Are you kidding me? I have gulped down Lopressor, Calan and Lanoxin, in the morning and the evening, thank you very much.  I was nonplus, slow-witted and silly.  I'm in the zone. The populous is over-medicated, in my opinion.
"Yes," I lied. The verdict is the same; an infection, the dentist said. Could be mercury fillings?
Carla Ware is my caregiver for five years and she's a good friend and chum. Carla's Dad had leukemia for two years. No family history to speak of and dad was failing.  Dad died, of course. She and I perused the internet for leukemia, toxic waste, polluted arsenic, mercury and onerous bad stuff.  Could it be mercury?

And then the light came on.
Of course. Mercury fillings, silver amalgams in my teeth. I remember, thank God. My Mom used to say, "polluted".  Somewhere, something the recesses of my little brain were humming. Years ago, 60 Minutes had a segment about mercury and the repercussions of mercury. Mercury can interfere with dental and periodontal disease, allergies, GI disorders, palpitations, high and low blood pressure and central nervous system. Mercury is lethal and poisonous to all cells.

Dentist's know this.  I'm not a physician, or a dentist, or a science guy.  I obtained medical records for the hospital. Additionally, the Food and Drug Administration in December 14-15, 2010, discussed mercury fillings in pregnant women, young children and alternative methods for tooth decay. 

My son Jeff is 46 now. Every spring and fall the dreaded eczema appears.  Every so often the obsessive-compulsive disorder rears it's grave head. The actions repetitive, ritualistic and compulsive. Mercury fillings passed to the pregnant women, to the placenta, to the baby. Yes, me and Jeffrey. Jeff never had eczema and OCD.  Ever.  

My granddaughter Jordan is a reed thin sweetie, with angular features and long lines.  She's 14. She eats like a truck driver, craves sugar and she loves fruit.  She inherited eczema;  wisps of eczema from elbows and knees, ever so faint, in the springtime.
Jordan and Jeff

Fayette Transportation carted me, actually a bus, back and forth to the dentist in Scottdale, four long years worth. 
I couldn't speak at all with the stroke. Well, awkward sentences in 2005.  
But I was deep cleaned from the hygienist and had four apicoectomies (an infected tooth).  Yes, palpitations, violent palpitations in the dentist chair, no rhyme or reason.  I had two, numerous teeth from the mandible to the jaw and a dead tooth.

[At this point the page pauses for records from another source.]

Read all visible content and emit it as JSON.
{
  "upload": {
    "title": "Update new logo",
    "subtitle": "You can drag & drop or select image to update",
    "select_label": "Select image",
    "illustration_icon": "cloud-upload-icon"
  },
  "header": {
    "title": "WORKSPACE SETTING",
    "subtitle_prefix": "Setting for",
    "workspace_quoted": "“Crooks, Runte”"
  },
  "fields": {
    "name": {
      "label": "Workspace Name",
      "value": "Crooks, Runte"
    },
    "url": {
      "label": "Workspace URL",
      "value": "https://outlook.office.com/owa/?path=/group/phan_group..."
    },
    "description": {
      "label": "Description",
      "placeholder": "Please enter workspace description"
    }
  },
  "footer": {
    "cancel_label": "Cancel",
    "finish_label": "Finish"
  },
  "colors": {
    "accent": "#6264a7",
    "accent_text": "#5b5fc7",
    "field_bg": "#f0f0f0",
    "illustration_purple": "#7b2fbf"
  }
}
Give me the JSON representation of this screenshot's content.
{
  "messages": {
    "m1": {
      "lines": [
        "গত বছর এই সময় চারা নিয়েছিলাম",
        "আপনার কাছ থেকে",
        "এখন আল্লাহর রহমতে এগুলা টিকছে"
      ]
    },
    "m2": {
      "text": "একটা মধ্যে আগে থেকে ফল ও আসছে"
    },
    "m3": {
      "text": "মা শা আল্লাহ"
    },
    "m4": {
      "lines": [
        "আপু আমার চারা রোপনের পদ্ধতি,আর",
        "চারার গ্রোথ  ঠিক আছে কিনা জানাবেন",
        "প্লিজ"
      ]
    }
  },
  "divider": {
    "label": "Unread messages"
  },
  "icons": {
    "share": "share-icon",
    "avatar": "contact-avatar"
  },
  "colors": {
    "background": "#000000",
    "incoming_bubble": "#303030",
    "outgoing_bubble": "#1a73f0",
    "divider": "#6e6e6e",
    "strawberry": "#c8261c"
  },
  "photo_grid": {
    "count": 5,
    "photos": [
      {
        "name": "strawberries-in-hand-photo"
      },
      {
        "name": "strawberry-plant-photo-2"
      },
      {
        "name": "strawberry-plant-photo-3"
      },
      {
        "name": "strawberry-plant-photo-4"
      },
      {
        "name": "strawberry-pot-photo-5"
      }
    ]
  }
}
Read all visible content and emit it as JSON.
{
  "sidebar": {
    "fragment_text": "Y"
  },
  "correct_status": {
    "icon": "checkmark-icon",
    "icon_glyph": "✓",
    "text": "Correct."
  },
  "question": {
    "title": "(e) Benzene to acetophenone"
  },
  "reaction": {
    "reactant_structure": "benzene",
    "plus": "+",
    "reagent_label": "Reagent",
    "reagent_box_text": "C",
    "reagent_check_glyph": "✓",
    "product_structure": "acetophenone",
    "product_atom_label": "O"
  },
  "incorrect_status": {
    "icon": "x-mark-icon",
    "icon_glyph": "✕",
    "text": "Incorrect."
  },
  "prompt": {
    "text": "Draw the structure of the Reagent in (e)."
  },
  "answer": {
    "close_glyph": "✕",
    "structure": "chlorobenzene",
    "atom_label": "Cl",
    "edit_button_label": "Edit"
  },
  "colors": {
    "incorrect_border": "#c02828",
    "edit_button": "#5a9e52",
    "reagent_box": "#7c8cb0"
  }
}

"Pull them," I said, emphatically. "Hurts."
"Pull them out?," said the dentist, disbelieving, "all the way out?  The teeth are fine."
"Pull them.  Mercury?" I said.  "Metallic?"
Of course, I couldn't speak a lick, but in my mind I thought:  Do you know it hurts? The teeth are infected, to be sure, poisonous, toxic, noxious teeth are damaged.  The teeth are the problem. The metallic taste is the problem. Mercury fillings is the problem.  Get them out.
I waited for authorization from the insurance group.
A crazy lady with a stroke. The dentist complied. Gently.
The dentist pulled the teeth '05. The stench in my mouth was unbearable. One by one, the dental forceps extracted the teeth. Forty years is a long time. Cell by cell, organ by organ, took it's toll. The long, slow, process is over and I was overjoyed. The blood coagulated and dentist placed the dentures in my mouth.
Every month for six-months, the swollen dentures were better and better. No swollen gums, hot-spots and tumescent facial features. The metallic taste was gone instantly and the dentures were healing.  No pain to speak of. 

Two years, more or less, the Afib and the panic attacks gone. (Mercury stay's for a long, long time.) After the stroke, I had at least once-a-week for Afib; pounding, heart-stopping, life-or-death Afib for at least 20 years. I took the metoprolol (Lopressor); and it doesn't help. Yeah, it's a beta-blocker. Yeah, it reduces the heart-rate. I get that.
Everybody's looking for a quick-fix. Let the body heal itself.